I’m thinking maybe something on the back of your head is saying “that is sooooo wrong” because “harming people is bad” so maybe you’re realizing humans are more than “just” stardust and that we’re not as insignificant as some want us to think.
3. Humans are only here to exist.
Having “goals” doesn’t really make sense if you’re a cosmic accident. This goes from the basic “make money” or “get a career” goal to the less tangible goals like “finding a way to communicate or express my feelings” (feelings? see point 1).
In such case why would humans feel the need to be useful or to “do something” for society, like curing diseases (see point 2) or invent things to improve on something that’s not worth improving (again, point 2). If there’s no “ultimate plan” then there’s no point on actually doing anything. As they say, “do it for the lulz” or “do it because you can” but there’s no real value on what humans do, because humans themselves lack any value (yeah, you guessed, point 2).
However, everyone asks the “why are we here?” question every now and then, so some people will sit and think it over and over, while others will try to study the universe and figure it out. I don’t know if a snail will just sit there and ask itself “I wonder why am I here, and what’s my purpose?” but humans do… wait, evolution, right? It’s amazing how evolution makes us wonder such pointless things with no real value (if we have no value, our questions lack value as well).
4. The existence of the universe lacks absolute point
The pointless nature of the universe makes me realize how pointless explaining this 4th point really is…
But what does this have to do with The Joker and Ozymandias and why a combination of the two is the logical next step in evolution (from a purely rational point of view, I may add).
Adrian Veidt, AKA Ozymandias, was pretty much the smartest man on the planet. He’s a master strategist and can accurately foresee the consequences of his actions. He’s also super strong and super fast, although he’s a human being and not a supernatural entity of any kind (unlike, say, Superman). Also, Adrian realizes that some people dying is just “part of the plan” so he has no doubts in executing a plan even if people will die.
Adrian’s fundamental flaw based on the stardust thinking, is that all his plans are meant to improve humanity in one way or another (improve social conditions, bring about world peace), because such plans assume humans in general have some value.

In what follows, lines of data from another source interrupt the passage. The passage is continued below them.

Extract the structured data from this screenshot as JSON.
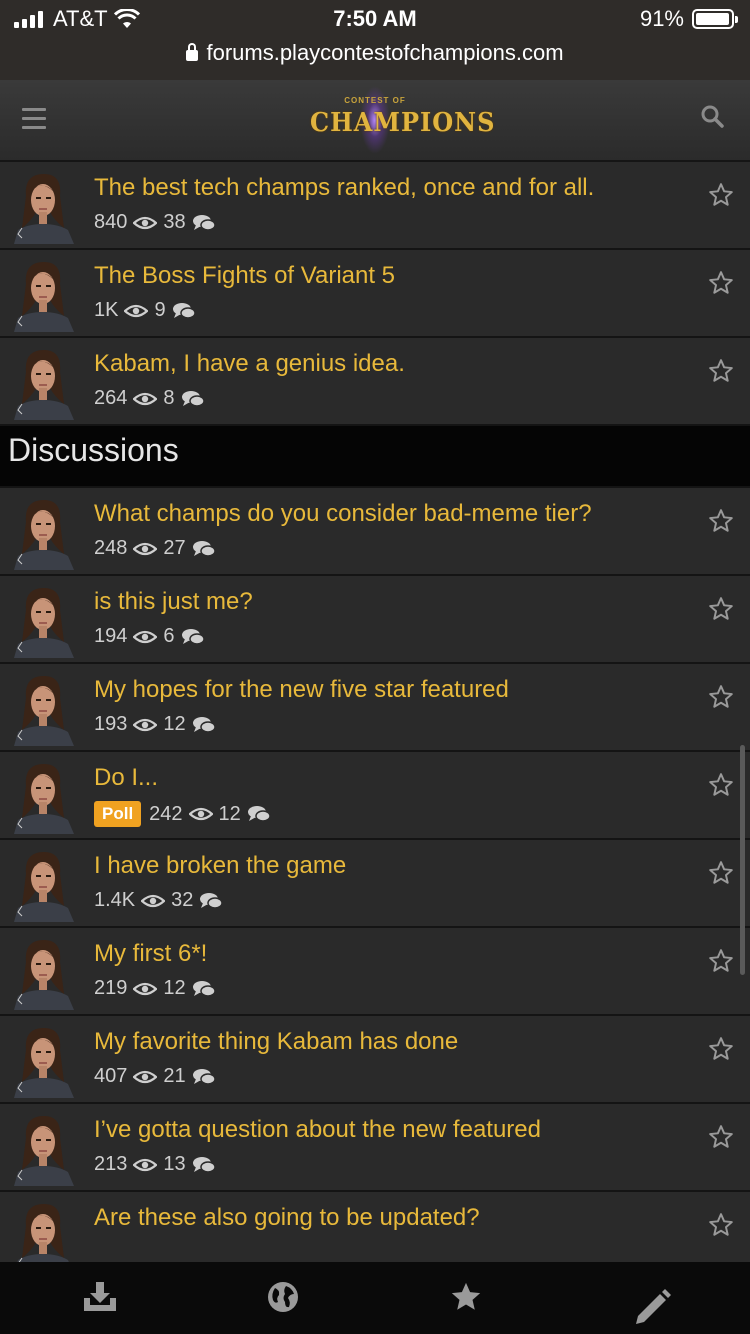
{
  "status": {
    "carrier": "AT&T",
    "time": "7:50 AM",
    "battery": "91%",
    "url": "forums.playcontestofchampions.com"
  },
  "header": {
    "logo_top": "CONTEST OF",
    "logo_main": "CHAMPIONS"
  },
  "top_items": [
    {
      "title": "The best tech champs ranked, once and for all.",
      "views": "840",
      "comments": "38"
    },
    {
      "title": "The Boss Fights of Variant 5",
      "views": "1K",
      "comments": "9"
    },
    {
      "title": "Kabam, I have a genius idea.",
      "views": "264",
      "comments": "8"
    }
  ],
  "section_title": "Discussions",
  "discussions": [
    {
      "title": "What champs do you consider bad-meme tier?",
      "views": "248",
      "comments": "27"
    },
    {
      "title": "is this just me?",
      "views": "194",
      "comments": "6"
    },
    {
      "title": "My hopes for the new five star featured",
      "views": "193",
      "comments": "12"
    },
    {
      "title": "Do I...",
      "badge": "Poll",
      "views": "242",
      "comments": "12"
    },
    {
      "title": "I have broken the game",
      "views": "1.4K",
      "comments": "32"
    },
    {
      "title": "My first 6*!",
      "views": "219",
      "comments": "12"
    },
    {
      "title": "My favorite thing Kabam has done",
      "views": "407",
      "comments": "21"
    },
    {
      "title": "I’ve gotta question about the new featured",
      "views": "213",
      "comments": "13"
    },
    {
      "title": "Are these also going to be updated?",
      "views": "",
      "comments": ""
    }
  ],
  "colors": {
    "title": "#e8b93b",
    "background": "#2a2a2a",
    "poll_badge": "#f0a221"
  },
  "icons": {
    "menu": "hamburger-icon",
    "search": "search-icon",
    "views": "eye-icon",
    "comments": "comment-icon",
    "bookmark": "star-outline-icon",
    "bottom": [
      "download-icon",
      "globe-icon",
      "star-icon",
      "pencil-icon"
    ]
  }
}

The Joker is someone who will end someone at will without thinking (except Batman, heh). Meaning that, in his head, human life has no real value, so he has no problem o harming others. He also understands his own life has no value, so he doesn’t usually care if he dies or not, and doesn’t really set himself high goals (he’s not interested in world domination, for example).
The Joker’s fundamental flaw is that he will willingly kill people because he finds it fun, so his lack of respect for life will make him kill anyone.

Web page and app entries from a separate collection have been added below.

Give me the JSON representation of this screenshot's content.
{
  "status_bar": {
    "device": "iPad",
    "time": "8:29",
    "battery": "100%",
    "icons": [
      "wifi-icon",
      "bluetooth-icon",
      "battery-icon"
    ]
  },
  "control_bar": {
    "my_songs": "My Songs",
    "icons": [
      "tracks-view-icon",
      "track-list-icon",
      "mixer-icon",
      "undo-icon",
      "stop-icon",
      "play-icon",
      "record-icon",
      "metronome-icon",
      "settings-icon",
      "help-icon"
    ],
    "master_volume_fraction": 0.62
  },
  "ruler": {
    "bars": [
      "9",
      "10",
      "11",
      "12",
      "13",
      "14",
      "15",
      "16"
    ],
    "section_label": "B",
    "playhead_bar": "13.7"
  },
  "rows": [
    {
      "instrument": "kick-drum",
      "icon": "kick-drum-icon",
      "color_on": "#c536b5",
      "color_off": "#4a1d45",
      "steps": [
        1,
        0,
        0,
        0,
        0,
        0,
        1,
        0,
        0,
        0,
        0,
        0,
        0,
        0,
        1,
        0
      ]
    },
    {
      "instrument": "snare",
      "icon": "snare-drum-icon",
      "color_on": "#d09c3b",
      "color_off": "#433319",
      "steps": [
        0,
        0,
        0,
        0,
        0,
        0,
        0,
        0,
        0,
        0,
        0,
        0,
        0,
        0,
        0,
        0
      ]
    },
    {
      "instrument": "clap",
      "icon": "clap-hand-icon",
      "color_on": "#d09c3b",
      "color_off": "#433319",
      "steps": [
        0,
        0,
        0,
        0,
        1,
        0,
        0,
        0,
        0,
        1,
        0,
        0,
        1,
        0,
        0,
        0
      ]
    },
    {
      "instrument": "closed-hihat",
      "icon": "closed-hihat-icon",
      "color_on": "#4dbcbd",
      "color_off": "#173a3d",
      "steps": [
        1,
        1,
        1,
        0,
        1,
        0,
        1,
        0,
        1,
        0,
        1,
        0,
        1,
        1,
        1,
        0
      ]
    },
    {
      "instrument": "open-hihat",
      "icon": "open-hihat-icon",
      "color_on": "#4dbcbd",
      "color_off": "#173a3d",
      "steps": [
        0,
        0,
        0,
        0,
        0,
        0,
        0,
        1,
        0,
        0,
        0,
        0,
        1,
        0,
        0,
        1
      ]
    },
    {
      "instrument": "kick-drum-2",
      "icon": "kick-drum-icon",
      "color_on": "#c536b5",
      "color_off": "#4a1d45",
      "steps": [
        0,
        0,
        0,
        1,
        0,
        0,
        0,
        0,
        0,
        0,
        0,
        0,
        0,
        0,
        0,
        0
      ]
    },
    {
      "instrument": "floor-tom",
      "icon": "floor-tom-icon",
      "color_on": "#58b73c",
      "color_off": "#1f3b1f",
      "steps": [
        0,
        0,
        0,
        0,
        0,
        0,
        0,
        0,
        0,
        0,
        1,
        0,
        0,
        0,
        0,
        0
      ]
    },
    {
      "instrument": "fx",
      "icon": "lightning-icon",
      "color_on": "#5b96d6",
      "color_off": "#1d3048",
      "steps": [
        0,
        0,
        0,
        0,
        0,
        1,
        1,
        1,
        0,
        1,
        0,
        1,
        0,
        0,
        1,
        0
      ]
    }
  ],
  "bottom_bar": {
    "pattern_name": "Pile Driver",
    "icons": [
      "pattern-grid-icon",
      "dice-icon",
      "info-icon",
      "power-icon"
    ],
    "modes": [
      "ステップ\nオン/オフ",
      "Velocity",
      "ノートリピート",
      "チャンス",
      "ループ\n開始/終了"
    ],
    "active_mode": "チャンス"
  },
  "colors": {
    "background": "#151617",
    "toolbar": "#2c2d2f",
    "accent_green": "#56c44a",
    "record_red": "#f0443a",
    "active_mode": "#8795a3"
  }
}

A combination of the two is a person that is able to kill anyone but not in favor of a “greater good” but in favor of his own interests. However he undestands his life is meaningless and so his interests will not be big enough to exterminate all human race.
This person may sound horrible to you, but that’s because, like it or not, somewhere inside your head you know humans are not “just” stardust but something more, even if that “something” is not palpable and cannot be measured.
Such person would be capable of doing anything. However, such person would not be “human” according to my definition, because as I said before I believe humans are “something more” than just stardust, and thus our ultimate goal is being better people and help each other to improve our meaningful lives.
On the other hand, thanks to Krauss and his stardust idea, I found a way to make an interesting character for a future game or story.